After resting upon the seventh day, God sanctified it, or set it apart, as a day of rest for man. Following the example of the Creator, man was to rest upon this sacred day, that as he should look upon the heavens and the earth, he might reflect upon God's great work of creation; and that as he should behold the evidences of God's wisdom and goodness, his heart might be filled with love and reverence for his Maker. PP 47.3Read in context »
You are rising in true dignity and moral worth as you practice virtue and cherish uprightness in heart and life. Let not your character be affected by a taint of the leprosy of selfishness. A noble soul, united with a cultivated intellect, will make you men whom God will use in positions of sacred trust. 4T 562.1
It should be the first work of all connected with this institution to be right before God themselves, and then to stand in the strength of Christ, unaffected by the wrong influences to which they will be exposed. If they make the broad principles of the word of God the foundation of the character, they may stand wherever the Lord in His providence may call them, surrounded by any deleterious influence, and yet not be swayed from the path of right. 4T 562.2

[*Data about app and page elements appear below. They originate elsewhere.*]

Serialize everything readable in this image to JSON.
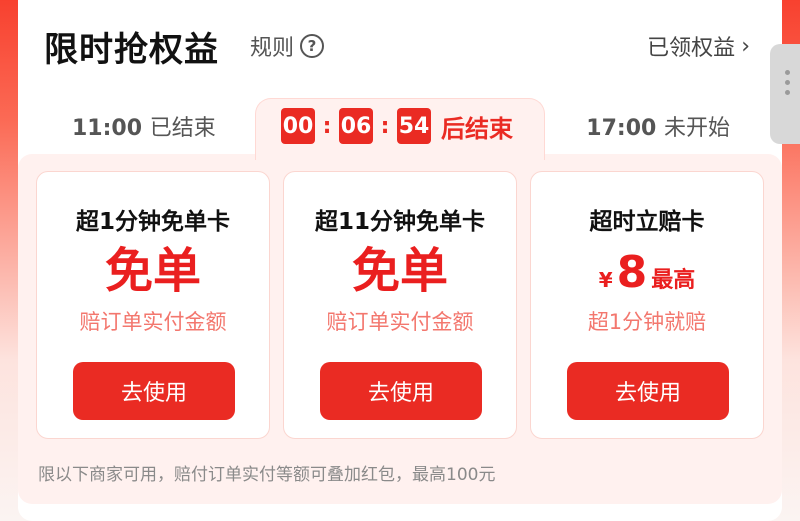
{
  "header": {
    "title": "限时抢权益",
    "rules_label": "规则",
    "help_glyph": "?",
    "claimed_label": "已领权益",
    "chevron_glyph": "›"
  },
  "sessions": {
    "past": {
      "time": "11:00",
      "state": "已结束"
    },
    "current": {
      "hours": "00",
      "minutes": "06",
      "seconds": "54",
      "suffix": "后结束"
    },
    "next": {
      "time": "17:00",
      "state": "未开始"
    }
  },
  "cards": [
    {
      "title": "超1分钟免单卡",
      "value": "免单",
      "subtitle": "赔订单实付金额",
      "button": "去使用"
    },
    {
      "title": "超11分钟免单卡",
      "value": "免单",
      "subtitle": "赔订单实付金额",
      "button": "去使用"
    },
    {
      "title": "超时立赔卡",
      "currency": "¥",
      "amount": "8",
      "amount_suffix": "最高",
      "subtitle": "超1分钟就赔",
      "button": "去使用"
    }
  ],
  "footnote": "限以下商家可用，赔付订单实付等额可叠加红包，最高100元",
  "colors": {
    "accent": "#ea2b23",
    "header_red": "#f8412f",
    "card_subtitle": "#f3776e"
  },
  "icons": {
    "help": "question-circle-icon",
    "chevron": "chevron-right-icon",
    "more": "more-vertical-icon"
  }
}
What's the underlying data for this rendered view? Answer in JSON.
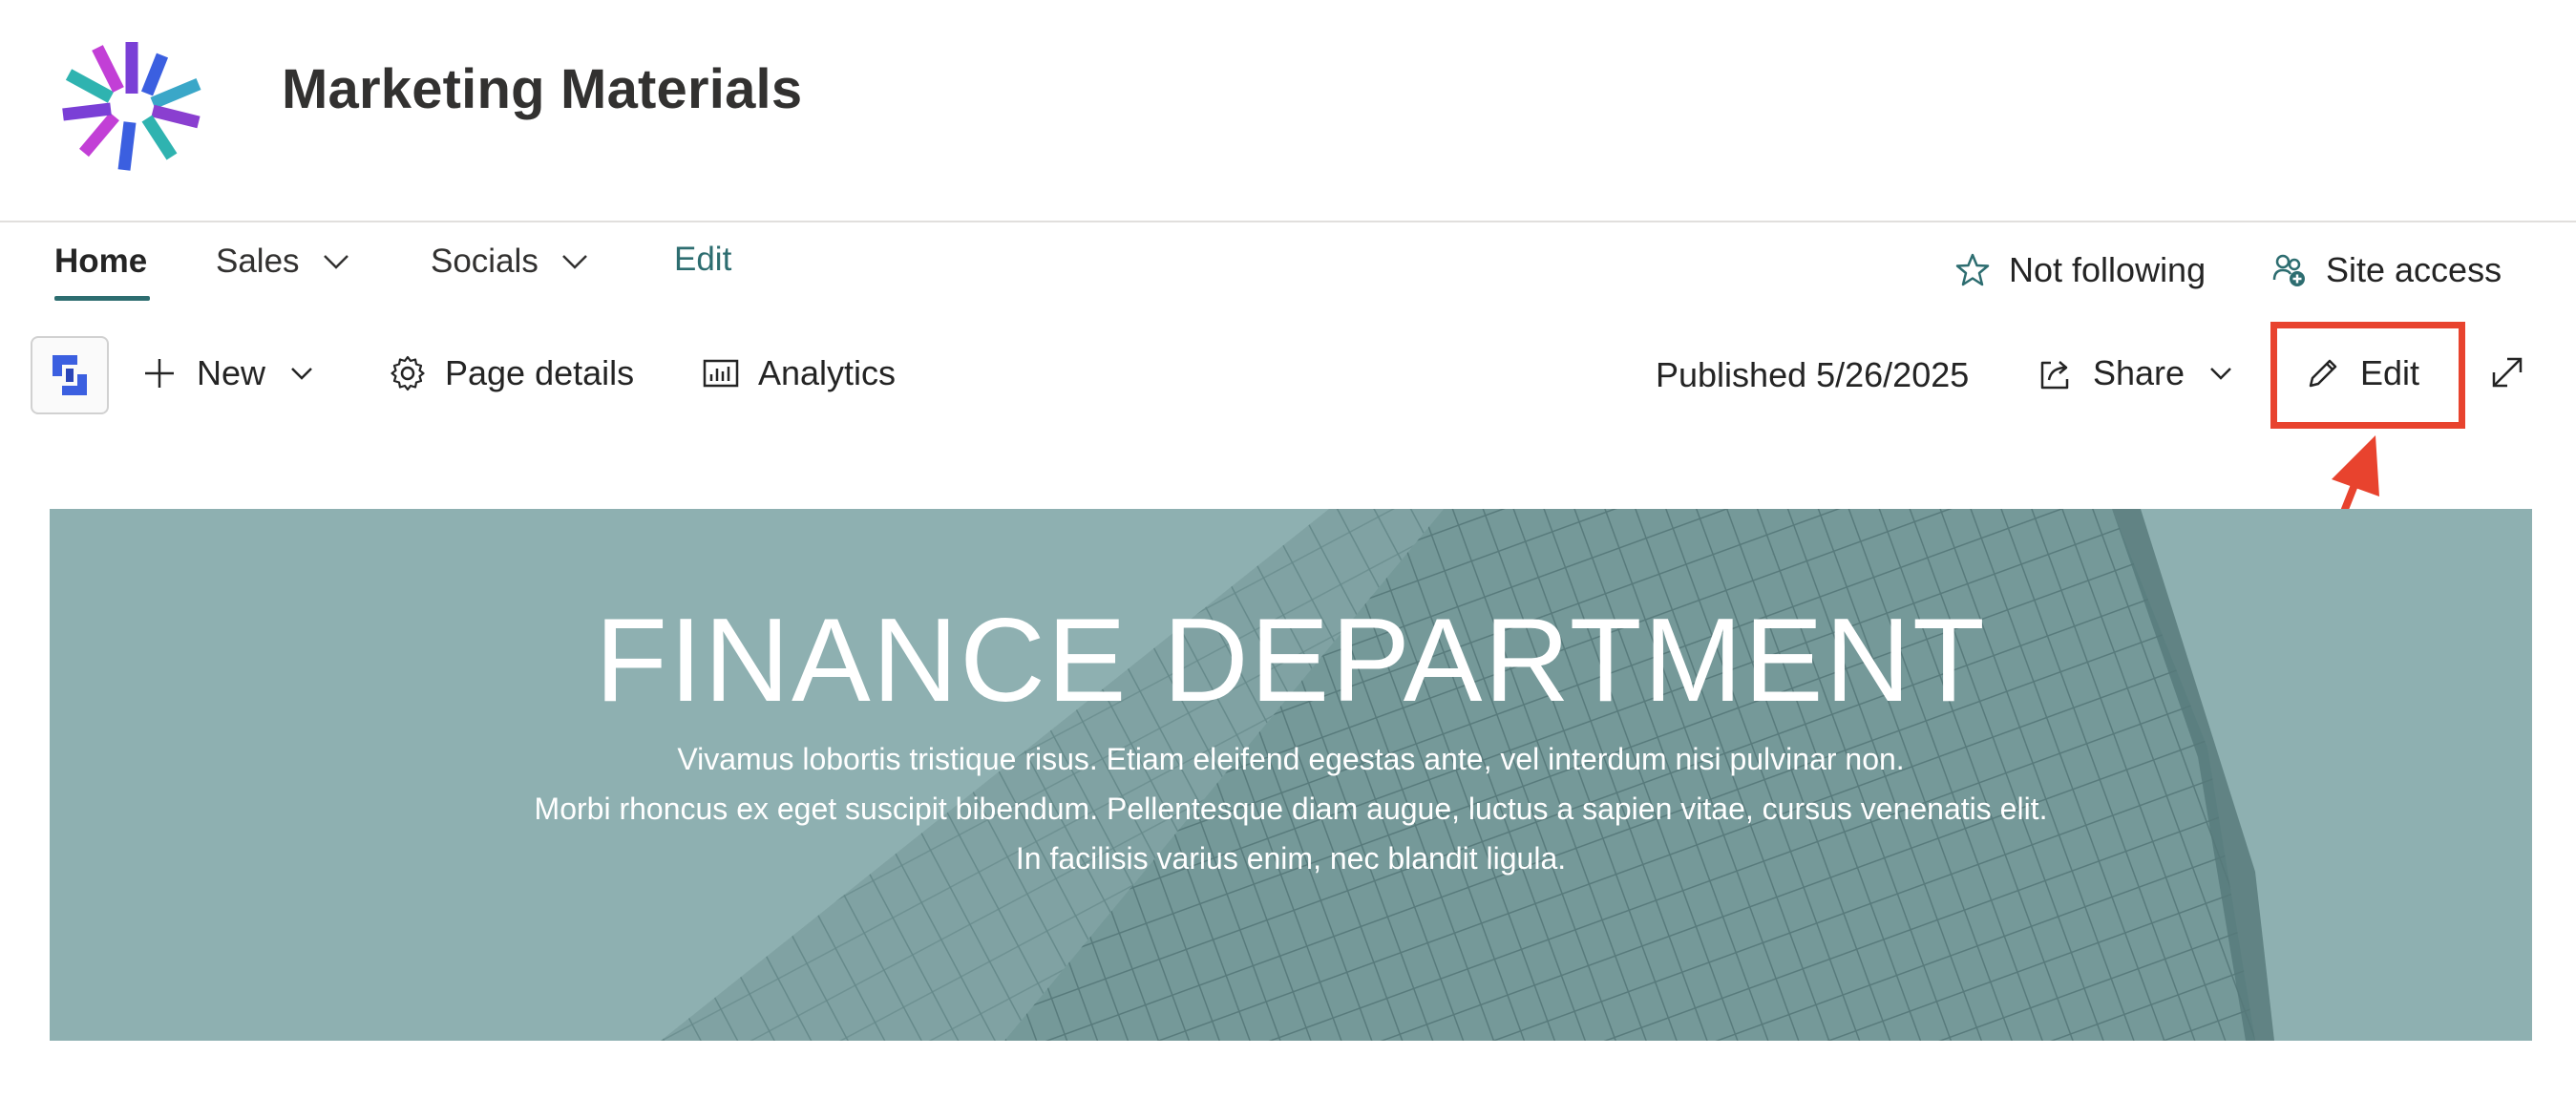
{
  "site": {
    "title": "Marketing Materials",
    "logo_icon": "site-logo-icon"
  },
  "nav": {
    "items": [
      {
        "label": "Home",
        "active": true
      },
      {
        "label": "Sales",
        "has_dropdown": true
      },
      {
        "label": "Socials",
        "has_dropdown": true
      }
    ],
    "edit_label": "Edit"
  },
  "header_actions": {
    "follow_label": "Not following",
    "site_access_label": "Site access"
  },
  "command_bar": {
    "new_label": "New",
    "page_details_label": "Page details",
    "analytics_label": "Analytics",
    "published_text": "Published 5/26/2025",
    "share_label": "Share",
    "edit_label": "Edit"
  },
  "hero": {
    "title": "FINANCE DEPARTMENT",
    "lines": [
      "Vivamus lobortis tristique risus. Etiam eleifend egestas ante, vel interdum nisi pulvinar non.",
      "Morbi rhoncus ex eget suscipit bibendum. Pellentesque diam augue, luctus a sapien vitae, cursus venenatis elit.",
      "In facilisis varius enim, nec blandit ligula."
    ]
  },
  "colors": {
    "accent": "#2d6d70",
    "annotation": "#e8432e",
    "hero_tint": "#8fb0b1"
  }
}
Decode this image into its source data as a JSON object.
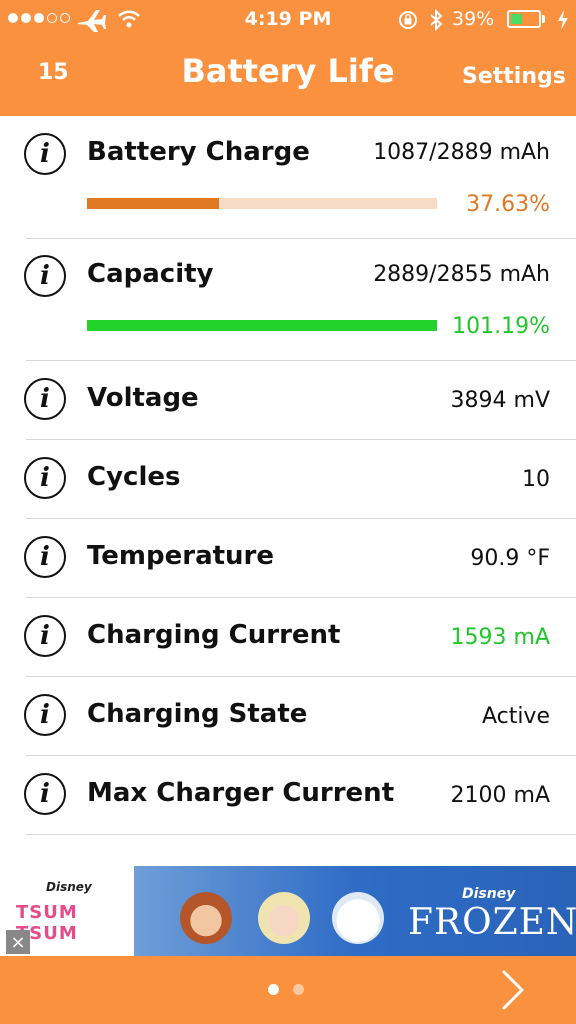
{
  "status_bar": {
    "time": "4:19 PM",
    "battery_percent": "39%",
    "signal_dots_filled": 3,
    "signal_dots_total": 5
  },
  "nav": {
    "left": "15",
    "title": "Battery Life",
    "right": "Settings"
  },
  "colors": {
    "header": "#f9913f",
    "charge_bar": "#e07823",
    "charge_track": "#f6dcc6",
    "capacity_bar": "#22d32c",
    "green_text": "#1fc72a",
    "orange_text": "#e07823"
  },
  "rows": [
    {
      "label": "Battery Charge",
      "value": "1087/2889 mAh",
      "percent": "37.63%",
      "fraction": 0.3763
    },
    {
      "label": "Capacity",
      "value": "2889/2855 mAh",
      "percent": "101.19%",
      "fraction": 1.0
    },
    {
      "label": "Voltage",
      "value": "3894 mV"
    },
    {
      "label": "Cycles",
      "value": "10"
    },
    {
      "label": "Temperature",
      "value": "90.9 °F"
    },
    {
      "label": "Charging Current",
      "value": "1593 mA"
    },
    {
      "label": "Charging State",
      "value": "Active"
    },
    {
      "label": "Max Charger Current",
      "value": "2100 mA"
    }
  ],
  "ad": {
    "left_brand": "Disney",
    "left_title": "TSUM TSUM",
    "right_brand": "Disney",
    "right_title": "FROZEN",
    "close": "×"
  },
  "pager": {
    "pages": 2,
    "current": 1
  }
}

Many fail where they should be successful, because they do not realize how great is the influence of their words and actions. They are affected by circumstances, and seem to think that their lives are their own, and that they may pursue whatever course seems most agreeable to themselves, irrespective of others. Such persons will be found self-sufficient and unreliable. They do not prayerfully consider their position and their responsibilities, and fail to realize that only by a faithful discharge of the duties of the present life can they hope to win the future, immortal life. 4T 562.3
If these persons would make the word of God their study and their guide, they would see that no man “liveth to himself.” They would learn from the Inspired Record that God has placed a high value upon the human family. The works of His creation upon each successive day were called good; but man, formed in the image of his Creator, was pronounced “very good.” No other creature that God has made has called forth such exhibitions of His love. And when all was lost by sin, God gave His dear Son to redeem the fallen race. It was His will that they should not perish in their sins, but live to use their powers in blessing the world and honoring their Creator. Professed Christians who do not live to benefit others, follow their own perverse will rather than the will of God, and they will be called to account by the Master for their abuse of the blessings which He has given them. 4T 562.4Read in context »
When the earth was created, it was holy and beautiful. God pronounced it very good. Every flower, every shrub, every tree, answered the purpose of its Creator. Everything upon which the eye rested was lovely and filled the mind with thoughts of the love of God. Through tempting man to sin, Satan hoped to counteract the tide of divine love flowing to the human race; but, instead of this, his work resulted in calling forth new and deeper manifestations of God's mercy and goodness. 7T 87.1
It was not God's purpose that His people should be crowded into cities, huddled together in terraces and tenements. In the beginning He placed our first parents in a garden amidst the beautiful sights and attractive sounds of nature, and these sights and sounds He desires men to rejoice in today. The more nearly we come into harmony with God's original plan, the more favorable will be our position for the recovery and the preservation of health. 7T 87.2Read in context »